Task description> Here the job is to restate every entry word for word.

BEGIN Material for this exercise

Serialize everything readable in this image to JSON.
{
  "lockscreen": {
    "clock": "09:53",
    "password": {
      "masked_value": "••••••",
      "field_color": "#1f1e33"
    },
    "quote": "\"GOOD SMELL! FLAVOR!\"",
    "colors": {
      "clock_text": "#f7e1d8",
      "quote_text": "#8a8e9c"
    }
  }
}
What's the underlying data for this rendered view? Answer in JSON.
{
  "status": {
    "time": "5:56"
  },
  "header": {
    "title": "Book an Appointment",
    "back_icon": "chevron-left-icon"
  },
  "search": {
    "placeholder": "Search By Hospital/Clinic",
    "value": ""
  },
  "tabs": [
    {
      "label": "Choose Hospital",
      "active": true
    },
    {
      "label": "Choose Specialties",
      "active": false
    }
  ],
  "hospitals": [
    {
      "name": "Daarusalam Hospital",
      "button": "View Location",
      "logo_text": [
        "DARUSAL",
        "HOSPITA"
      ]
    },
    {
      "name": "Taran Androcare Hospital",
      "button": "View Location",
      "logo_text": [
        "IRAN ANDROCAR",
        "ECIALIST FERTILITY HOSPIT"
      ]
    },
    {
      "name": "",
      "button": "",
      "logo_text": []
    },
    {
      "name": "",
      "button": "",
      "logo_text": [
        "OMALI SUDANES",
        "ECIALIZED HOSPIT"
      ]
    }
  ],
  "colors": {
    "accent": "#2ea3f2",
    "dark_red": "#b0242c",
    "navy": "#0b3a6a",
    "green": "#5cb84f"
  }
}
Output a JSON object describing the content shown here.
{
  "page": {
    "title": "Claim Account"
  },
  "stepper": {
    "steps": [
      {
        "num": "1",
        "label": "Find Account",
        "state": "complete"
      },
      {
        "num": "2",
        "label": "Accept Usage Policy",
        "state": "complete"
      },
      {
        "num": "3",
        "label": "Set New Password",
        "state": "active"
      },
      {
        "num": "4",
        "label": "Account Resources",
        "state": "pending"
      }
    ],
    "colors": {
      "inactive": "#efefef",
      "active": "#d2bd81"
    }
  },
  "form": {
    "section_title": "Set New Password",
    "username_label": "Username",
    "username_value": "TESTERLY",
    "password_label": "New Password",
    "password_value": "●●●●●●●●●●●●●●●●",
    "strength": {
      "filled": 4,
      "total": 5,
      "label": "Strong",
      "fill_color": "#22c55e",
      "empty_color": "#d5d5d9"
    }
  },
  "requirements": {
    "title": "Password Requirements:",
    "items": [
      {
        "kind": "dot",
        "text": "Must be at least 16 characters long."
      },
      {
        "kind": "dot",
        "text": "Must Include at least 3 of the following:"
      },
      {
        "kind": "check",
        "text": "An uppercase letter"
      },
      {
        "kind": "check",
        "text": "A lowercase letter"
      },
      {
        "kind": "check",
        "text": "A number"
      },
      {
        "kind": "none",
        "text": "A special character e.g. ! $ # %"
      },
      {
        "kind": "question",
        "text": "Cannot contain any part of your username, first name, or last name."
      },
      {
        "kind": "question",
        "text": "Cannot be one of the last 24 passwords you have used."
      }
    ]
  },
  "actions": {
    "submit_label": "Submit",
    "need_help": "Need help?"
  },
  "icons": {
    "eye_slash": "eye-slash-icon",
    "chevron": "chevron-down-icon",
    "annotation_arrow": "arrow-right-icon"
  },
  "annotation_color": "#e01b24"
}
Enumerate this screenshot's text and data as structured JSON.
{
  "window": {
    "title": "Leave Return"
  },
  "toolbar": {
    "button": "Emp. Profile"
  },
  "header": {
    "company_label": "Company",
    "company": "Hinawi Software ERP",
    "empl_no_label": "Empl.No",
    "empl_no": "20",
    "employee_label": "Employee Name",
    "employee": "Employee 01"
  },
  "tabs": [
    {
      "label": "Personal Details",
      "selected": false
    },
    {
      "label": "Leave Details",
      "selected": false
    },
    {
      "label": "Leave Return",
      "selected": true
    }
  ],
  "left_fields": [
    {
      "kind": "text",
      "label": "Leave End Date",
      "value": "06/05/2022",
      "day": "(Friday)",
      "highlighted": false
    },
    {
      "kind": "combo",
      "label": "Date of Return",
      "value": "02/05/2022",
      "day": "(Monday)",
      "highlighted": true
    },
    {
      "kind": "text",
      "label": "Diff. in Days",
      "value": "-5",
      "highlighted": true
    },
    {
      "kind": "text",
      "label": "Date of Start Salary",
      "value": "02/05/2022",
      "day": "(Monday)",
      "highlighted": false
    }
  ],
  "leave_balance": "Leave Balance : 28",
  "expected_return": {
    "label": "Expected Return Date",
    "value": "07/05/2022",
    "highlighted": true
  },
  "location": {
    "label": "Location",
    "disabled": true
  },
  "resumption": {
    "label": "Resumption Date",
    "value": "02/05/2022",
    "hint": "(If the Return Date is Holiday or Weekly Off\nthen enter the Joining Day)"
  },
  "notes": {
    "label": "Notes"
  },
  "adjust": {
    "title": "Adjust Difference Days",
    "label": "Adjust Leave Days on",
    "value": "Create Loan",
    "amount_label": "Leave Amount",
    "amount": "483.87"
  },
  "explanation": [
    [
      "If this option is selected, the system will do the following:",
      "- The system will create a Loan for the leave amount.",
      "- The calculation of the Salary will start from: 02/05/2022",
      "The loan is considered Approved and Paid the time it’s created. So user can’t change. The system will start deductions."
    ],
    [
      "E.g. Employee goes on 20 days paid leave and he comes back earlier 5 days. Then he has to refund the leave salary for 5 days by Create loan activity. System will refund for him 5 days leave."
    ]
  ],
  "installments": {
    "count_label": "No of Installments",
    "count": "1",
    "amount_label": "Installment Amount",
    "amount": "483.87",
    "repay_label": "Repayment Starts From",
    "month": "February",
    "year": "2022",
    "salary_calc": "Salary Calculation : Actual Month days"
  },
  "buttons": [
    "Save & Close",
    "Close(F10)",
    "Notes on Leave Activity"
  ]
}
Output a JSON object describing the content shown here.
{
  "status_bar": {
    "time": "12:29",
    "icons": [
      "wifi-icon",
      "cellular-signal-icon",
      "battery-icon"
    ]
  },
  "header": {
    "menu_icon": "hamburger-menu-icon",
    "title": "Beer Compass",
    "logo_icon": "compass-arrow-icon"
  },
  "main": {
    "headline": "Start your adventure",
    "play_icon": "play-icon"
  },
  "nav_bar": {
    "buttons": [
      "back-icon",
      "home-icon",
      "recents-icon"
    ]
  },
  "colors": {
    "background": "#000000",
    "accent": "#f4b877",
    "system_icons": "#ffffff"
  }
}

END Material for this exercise

Task answer>
Serialize everything readable in this image to JSON.
{
  "lockscreen": {
    "clock": "09:53",
    "password": {
      "masked_value": "••••••",
      "field_color": "#1f1e33"
    },
    "quote": "\"GOOD SMELL! FLAVOR!\"",
    "colors": {
      "clock_text": "#f7e1d8",
      "quote_text": "#8a8e9c"
    }
  }
}
What's the underlying data for this rendered view? Answer in JSON.
{
  "status": {
    "time": "5:56"
  },
  "header": {
    "title": "Book an Appointment",
    "back_icon": "chevron-left-icon"
  },
  "search": {
    "placeholder": "Search By Hospital/Clinic",
    "value": ""
  },
  "tabs": [
    {
      "label": "Choose Hospital",
      "active": true
    },
    {
      "label": "Choose Specialties",
      "active": false
    }
  ],
  "hospitals": [
    {
      "name": "Daarusalam Hospital",
      "button": "View Location",
      "logo_text": [
        "DARUSAL",
        "HOSPITA"
      ]
    },
    {
      "name": "Taran Androcare Hospital",
      "button": "View Location",
      "logo_text": [
        "IRAN ANDROCAR",
        "ECIALIST FERTILITY HOSPIT"
      ]
    },
    {
      "name": "",
      "button": "",
      "logo_text": []
    },
    {
      "name": "",
      "button": "",
      "logo_text": [
        "OMALI SUDANES",
        "ECIALIZED HOSPIT"
      ]
    }
  ],
  "colors": {
    "accent": "#2ea3f2",
    "dark_red": "#b0242c",
    "navy": "#0b3a6a",
    "green": "#5cb84f"
  }
}
Output a JSON object describing the content shown here.
{
  "page": {
    "title": "Claim Account"
  },
  "stepper": {
    "steps": [
      {
        "num": "1",
        "label": "Find Account",
        "state": "complete"
      },
      {
        "num": "2",
        "label": "Accept Usage Policy",
        "state": "complete"
      },
      {
        "num": "3",
        "label": "Set New Password",
        "state": "active"
      },
      {
        "num": "4",
        "label": "Account Resources",
        "state": "pending"
      }
    ],
    "colors": {
      "inactive": "#efefef",
      "active": "#d2bd81"
    }
  },
  "form": {
    "section_title": "Set New Password",
    "username_label": "Username",
    "username_value": "TESTERLY",
    "password_label": "New Password",
    "password_value": "●●●●●●●●●●●●●●●●",
    "strength": {
      "filled": 4,
      "total": 5,
      "label": "Strong",
      "fill_color": "#22c55e",
      "empty_color": "#d5d5d9"
    }
  },
  "requirements": {
    "title": "Password Requirements:",
    "items": [
      {
        "kind": "dot",
        "text": "Must be at least 16 characters long."
      },
      {
        "kind": "dot",
        "text": "Must Include at least 3 of the following:"
      },
      {
        "kind": "check",
        "text": "An uppercase letter"
      },
      {
        "kind": "check",
        "text": "A lowercase letter"
      },
      {
        "kind": "check",
        "text": "A number"
      },
      {
        "kind": "none",
        "text": "A special character e.g. ! $ # %"
      },
      {
        "kind": "question",
        "text": "Cannot contain any part of your username, first name, or last name."
      },
      {
        "kind": "question",
        "text": "Cannot be one of the last 24 passwords you have used."
      }
    ]
  },
  "actions": {
    "submit_label": "Submit",
    "need_help": "Need help?"
  },
  "icons": {
    "eye_slash": "eye-slash-icon",
    "chevron": "chevron-down-icon",
    "annotation_arrow": "arrow-right-icon"
  },
  "annotation_color": "#e01b24"
}
Enumerate this screenshot's text and data as structured JSON.
{
  "window": {
    "title": "Leave Return"
  },
  "toolbar": {
    "button": "Emp. Profile"
  },
  "header": {
    "company_label": "Company",
    "company": "Hinawi Software ERP",
    "empl_no_label": "Empl.No",
    "empl_no": "20",
    "employee_label": "Employee Name",
    "employee": "Employee 01"
  },
  "tabs": [
    {
      "label": "Personal Details",
      "selected": false
    },
    {
      "label": "Leave Details",
      "selected": false
    },
    {
      "label": "Leave Return",
      "selected": true
    }
  ],
  "left_fields": [
    {
      "kind": "text",
      "label": "Leave End Date",
      "value": "06/05/2022",
      "day": "(Friday)",
      "highlighted": false
    },
    {
      "kind": "combo",
      "label": "Date of Return",
      "value": "02/05/2022",
      "day": "(Monday)",
      "highlighted": true
    },
    {
      "kind": "text",
      "label": "Diff. in Days",
      "value": "-5",
      "highlighted": true
    },
    {
      "kind": "text",
      "label": "Date of Start Salary",
      "value": "02/05/2022",
      "day": "(Monday)",
      "highlighted": false
    }
  ],
  "leave_balance": "Leave Balance : 28",
  "expected_return": {
    "label": "Expected Return Date",
    "value": "07/05/2022",
    "highlighted": true
  },
  "location": {
    "label": "Location",
    "disabled": true
  },
  "resumption": {
    "label": "Resumption Date",
    "value": "02/05/2022",
    "hint": "(If the Return Date is Holiday or Weekly Off\nthen enter the Joining Day)"
  },
  "notes": {
    "label": "Notes"
  },
  "adjust": {
    "title": "Adjust Difference Days",
    "label": "Adjust Leave Days on",
    "value": "Create Loan",
    "amount_label": "Leave Amount",
    "amount": "483.87"
  },
  "explanation": [
    [
      "If this option is selected, the system will do the following:",
      "- The system will create a Loan for the leave amount.",
      "- The calculation of the Salary will start from: 02/05/2022",
      "The loan is considered Approved and Paid the time it’s created. So user can’t change. The system will start deductions."
    ],
    [
      "E.g. Employee goes on 20 days paid leave and he comes back earlier 5 days. Then he has to refund the leave salary for 5 days by Create loan activity. System will refund for him 5 days leave."
    ]
  ],
  "installments": {
    "count_label": "No of Installments",
    "count": "1",
    "amount_label": "Installment Amount",
    "amount": "483.87",
    "repay_label": "Repayment Starts From",
    "month": "February",
    "year": "2022",
    "salary_calc": "Salary Calculation : Actual Month days"
  },
  "buttons": [
    "Save & Close",
    "Close(F10)",
    "Notes on Leave Activity"
  ]
}
Output a JSON object describing the content shown here.
{
  "status_bar": {
    "time": "12:29",
    "icons": [
      "wifi-icon",
      "cellular-signal-icon",
      "battery-icon"
    ]
  },
  "header": {
    "menu_icon": "hamburger-menu-icon",
    "title": "Beer Compass",
    "logo_icon": "compass-arrow-icon"
  },
  "main": {
    "headline": "Start your adventure",
    "play_icon": "play-icon"
  },
  "nav_bar": {
    "buttons": [
      "back-icon",
      "home-icon",
      "recents-icon"
    ]
  },
  "colors": {
    "background": "#000000",
    "accent": "#f4b877",
    "system_icons": "#ffffff"
  }
}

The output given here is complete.